First, we discussed the different methods we have used to transfer the designs onto the crazy quilt squares. Sometimes, the method chosen will be partly determined by the kind of fabric used. For instance, it is easy to transfer a design using transfer paper and the stylus of the Sewline TRIO pen if you have a cotton or satin. The transfer paper comes in white and black, so it will show up on various colors. It doesn't work well, however, on wool or a fabric with a nap, such as velvet or corduroy. For those fabrics, we have tried tracing the design onto several materials: tissue paper (like Golden Threads Quilting Paper), tear-away stabilizer, and even Press'n Seal®. The traced image is then attached to the block, stitched, and then carefully removed by holding the stitches and gently pulling the tracing material away.

Transfer materials, clockwise from left: Golden Threads Quilting Paper, tear-away stabilizer, Glad® Press'n Seal®, a sample block with a design transferred to the center and one traced on Press'n Seal®, and ®Loew Cornell Transfer Paper with the  Sewline TRIOmarking pencil at the bottom.

Here, the design was traced on tear-away stabilizer and pinned on the block to stitch it.

This design was transferred onto the block using the transfer paper; the stitching will cover the design lines.

Studying the blocks to get ideas for motifs and thread colors to choose

The heart was drawn onto the block freehand to stitch the buttonhole heart pictured in the book above. 

Another design drawn on the block using the transfer paper

Practicing stitching a motif using the Press'N Seal® wrap with the design traced on it 

It was exciting for us to see that there was such a variety of methods being attempted in class. It will be fun to see if our stitchers settle on a favorite method, or if their techniques vary depending on the fabric they are using. I have found success with the transfer paper and tear-away stabilizer, but Kara really likes the Press'N Seal® method. I am going to have to try it; I can definitely see its advantages, since it would temporarily adhere to the fabric without shifting or needing pins. There is always some new technique to try!

How about you? Do you have a favorite method of transferring an embroidery design that we have not mentioned here? Please share!


  1. This is great! Thanks for sharing. I never thought of using the press and seal. Ha!

    1. Who knew you could buy quilting supplies at the grocery store?! Thanks for stopping by, Pam!

  2. Hi Teri and Kara,
    Wow! What a great pictorial. I am going to print your article and set it aside to use later when I attempt my own crazy quilt. Of course I've got 3 or 4 other quilts to try first but this is definitely going on my must make quilt list.
    I really enjoy all of your articles. Thanks for taking the time to share these with us. Blessings! ChrisDee

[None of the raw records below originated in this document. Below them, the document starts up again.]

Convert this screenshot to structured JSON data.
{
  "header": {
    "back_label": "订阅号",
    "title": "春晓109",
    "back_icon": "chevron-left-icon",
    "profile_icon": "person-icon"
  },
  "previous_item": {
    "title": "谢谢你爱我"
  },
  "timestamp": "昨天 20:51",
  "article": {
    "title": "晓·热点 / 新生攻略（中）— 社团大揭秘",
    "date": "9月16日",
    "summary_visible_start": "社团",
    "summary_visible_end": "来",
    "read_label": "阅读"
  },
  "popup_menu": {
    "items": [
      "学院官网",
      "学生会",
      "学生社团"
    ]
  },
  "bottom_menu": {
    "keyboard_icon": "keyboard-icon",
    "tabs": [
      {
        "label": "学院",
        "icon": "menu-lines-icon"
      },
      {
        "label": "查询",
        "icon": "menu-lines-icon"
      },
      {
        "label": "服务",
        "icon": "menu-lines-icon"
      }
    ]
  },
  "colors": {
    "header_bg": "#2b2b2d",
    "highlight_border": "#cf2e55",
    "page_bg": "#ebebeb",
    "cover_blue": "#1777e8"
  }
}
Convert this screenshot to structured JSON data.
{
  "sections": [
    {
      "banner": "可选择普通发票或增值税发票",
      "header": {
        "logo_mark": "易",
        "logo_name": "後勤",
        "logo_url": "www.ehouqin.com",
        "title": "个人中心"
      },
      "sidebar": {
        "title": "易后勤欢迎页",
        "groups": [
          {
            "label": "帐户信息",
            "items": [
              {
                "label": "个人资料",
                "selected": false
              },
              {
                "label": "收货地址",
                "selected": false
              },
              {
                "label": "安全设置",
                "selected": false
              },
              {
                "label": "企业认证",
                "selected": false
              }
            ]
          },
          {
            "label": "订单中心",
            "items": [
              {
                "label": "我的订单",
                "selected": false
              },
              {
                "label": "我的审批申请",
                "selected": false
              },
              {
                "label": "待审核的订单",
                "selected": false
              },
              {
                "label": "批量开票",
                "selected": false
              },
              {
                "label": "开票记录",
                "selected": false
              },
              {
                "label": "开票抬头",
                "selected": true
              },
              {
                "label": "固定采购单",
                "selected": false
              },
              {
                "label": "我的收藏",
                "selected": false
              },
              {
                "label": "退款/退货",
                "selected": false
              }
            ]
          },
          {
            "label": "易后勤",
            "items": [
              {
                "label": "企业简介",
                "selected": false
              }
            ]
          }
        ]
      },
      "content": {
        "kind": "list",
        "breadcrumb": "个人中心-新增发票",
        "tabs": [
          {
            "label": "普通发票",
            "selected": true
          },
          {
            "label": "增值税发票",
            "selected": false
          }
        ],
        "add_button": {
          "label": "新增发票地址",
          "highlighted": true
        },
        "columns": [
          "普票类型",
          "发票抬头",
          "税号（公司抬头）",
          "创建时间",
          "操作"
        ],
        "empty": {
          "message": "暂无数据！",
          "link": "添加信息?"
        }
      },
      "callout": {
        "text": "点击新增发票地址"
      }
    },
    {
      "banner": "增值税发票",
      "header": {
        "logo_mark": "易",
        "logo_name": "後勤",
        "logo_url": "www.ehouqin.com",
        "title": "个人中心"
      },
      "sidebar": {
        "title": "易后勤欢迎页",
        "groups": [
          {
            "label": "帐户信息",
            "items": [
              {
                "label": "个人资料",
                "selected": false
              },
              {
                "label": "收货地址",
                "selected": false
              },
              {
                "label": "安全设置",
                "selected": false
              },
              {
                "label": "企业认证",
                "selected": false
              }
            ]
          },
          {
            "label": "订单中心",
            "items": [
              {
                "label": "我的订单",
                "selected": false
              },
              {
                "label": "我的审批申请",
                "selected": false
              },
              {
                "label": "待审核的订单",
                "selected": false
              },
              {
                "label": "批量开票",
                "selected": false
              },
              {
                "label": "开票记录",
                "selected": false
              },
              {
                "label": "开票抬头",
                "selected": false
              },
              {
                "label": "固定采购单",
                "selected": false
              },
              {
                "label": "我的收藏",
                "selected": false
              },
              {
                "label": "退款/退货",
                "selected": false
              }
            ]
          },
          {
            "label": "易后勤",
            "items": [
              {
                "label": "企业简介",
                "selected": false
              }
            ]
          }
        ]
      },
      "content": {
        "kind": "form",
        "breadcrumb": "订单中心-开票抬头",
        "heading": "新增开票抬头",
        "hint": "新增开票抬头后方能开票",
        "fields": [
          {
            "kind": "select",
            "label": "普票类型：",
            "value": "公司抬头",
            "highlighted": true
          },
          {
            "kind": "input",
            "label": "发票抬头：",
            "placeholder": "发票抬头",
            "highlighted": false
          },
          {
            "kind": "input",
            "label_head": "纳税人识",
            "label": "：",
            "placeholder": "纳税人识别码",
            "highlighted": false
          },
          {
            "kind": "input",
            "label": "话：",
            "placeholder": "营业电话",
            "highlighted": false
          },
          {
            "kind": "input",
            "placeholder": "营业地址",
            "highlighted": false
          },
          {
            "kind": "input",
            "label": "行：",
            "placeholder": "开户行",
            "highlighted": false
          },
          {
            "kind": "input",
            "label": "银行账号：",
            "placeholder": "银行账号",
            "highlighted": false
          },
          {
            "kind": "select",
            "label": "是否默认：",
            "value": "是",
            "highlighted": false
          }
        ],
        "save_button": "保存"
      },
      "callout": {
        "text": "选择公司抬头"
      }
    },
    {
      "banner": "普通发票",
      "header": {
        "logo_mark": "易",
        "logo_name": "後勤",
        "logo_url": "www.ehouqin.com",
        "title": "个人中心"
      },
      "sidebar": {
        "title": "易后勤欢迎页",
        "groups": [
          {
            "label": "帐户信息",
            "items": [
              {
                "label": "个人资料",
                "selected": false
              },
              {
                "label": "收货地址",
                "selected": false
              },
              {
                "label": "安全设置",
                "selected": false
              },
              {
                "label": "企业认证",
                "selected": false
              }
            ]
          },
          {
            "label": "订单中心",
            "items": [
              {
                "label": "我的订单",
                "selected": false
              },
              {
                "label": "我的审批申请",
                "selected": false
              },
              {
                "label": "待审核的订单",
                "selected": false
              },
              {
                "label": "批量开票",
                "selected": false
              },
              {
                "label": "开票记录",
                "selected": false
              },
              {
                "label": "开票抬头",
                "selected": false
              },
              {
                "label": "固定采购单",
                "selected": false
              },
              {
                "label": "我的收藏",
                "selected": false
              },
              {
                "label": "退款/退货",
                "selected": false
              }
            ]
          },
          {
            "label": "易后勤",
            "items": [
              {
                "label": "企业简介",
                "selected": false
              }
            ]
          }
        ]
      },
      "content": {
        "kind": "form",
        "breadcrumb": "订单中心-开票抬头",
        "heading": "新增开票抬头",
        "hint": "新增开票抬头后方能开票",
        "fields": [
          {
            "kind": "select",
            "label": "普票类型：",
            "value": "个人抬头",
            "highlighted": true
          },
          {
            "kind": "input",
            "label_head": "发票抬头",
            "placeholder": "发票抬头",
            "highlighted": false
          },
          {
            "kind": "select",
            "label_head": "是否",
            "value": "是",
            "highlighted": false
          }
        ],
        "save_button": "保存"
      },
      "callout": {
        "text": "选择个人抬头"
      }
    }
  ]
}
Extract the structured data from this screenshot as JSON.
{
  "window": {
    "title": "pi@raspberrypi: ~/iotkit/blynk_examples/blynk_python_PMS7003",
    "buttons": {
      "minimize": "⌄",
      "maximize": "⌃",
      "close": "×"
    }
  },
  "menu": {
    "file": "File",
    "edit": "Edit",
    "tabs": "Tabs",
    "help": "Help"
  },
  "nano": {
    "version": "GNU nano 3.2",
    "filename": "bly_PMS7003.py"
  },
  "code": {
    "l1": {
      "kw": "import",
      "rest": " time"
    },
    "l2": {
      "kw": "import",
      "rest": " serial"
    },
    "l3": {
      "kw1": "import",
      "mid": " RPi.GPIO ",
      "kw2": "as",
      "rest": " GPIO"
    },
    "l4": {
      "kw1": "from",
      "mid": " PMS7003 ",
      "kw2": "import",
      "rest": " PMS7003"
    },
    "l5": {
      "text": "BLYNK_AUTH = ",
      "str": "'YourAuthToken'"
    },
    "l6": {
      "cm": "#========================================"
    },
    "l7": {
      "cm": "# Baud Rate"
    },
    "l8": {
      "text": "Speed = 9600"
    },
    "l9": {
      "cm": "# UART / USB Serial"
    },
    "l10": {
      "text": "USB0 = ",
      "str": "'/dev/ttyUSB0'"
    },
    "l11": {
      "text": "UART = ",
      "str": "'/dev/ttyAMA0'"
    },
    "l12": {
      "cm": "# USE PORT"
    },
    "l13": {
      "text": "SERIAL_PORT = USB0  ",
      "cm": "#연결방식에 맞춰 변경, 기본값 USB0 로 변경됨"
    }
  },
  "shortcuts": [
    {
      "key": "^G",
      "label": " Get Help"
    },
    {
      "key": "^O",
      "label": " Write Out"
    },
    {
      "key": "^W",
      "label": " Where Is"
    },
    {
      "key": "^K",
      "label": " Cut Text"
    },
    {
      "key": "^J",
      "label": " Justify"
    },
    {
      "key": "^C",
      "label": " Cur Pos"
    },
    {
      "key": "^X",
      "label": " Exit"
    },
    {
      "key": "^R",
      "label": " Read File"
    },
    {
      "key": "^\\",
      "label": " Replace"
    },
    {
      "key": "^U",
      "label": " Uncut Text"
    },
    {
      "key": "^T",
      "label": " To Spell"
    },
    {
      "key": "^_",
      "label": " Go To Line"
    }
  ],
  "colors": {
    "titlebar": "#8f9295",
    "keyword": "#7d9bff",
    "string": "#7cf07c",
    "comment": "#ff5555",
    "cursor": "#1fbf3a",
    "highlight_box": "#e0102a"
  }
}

    1. Thank you, ChrisDee! We are thrilled that you are enjoying our blog and using it as a resource. There is always a pile of projects to try on our quilt lists, aren't there? Our lists keeps growing as well!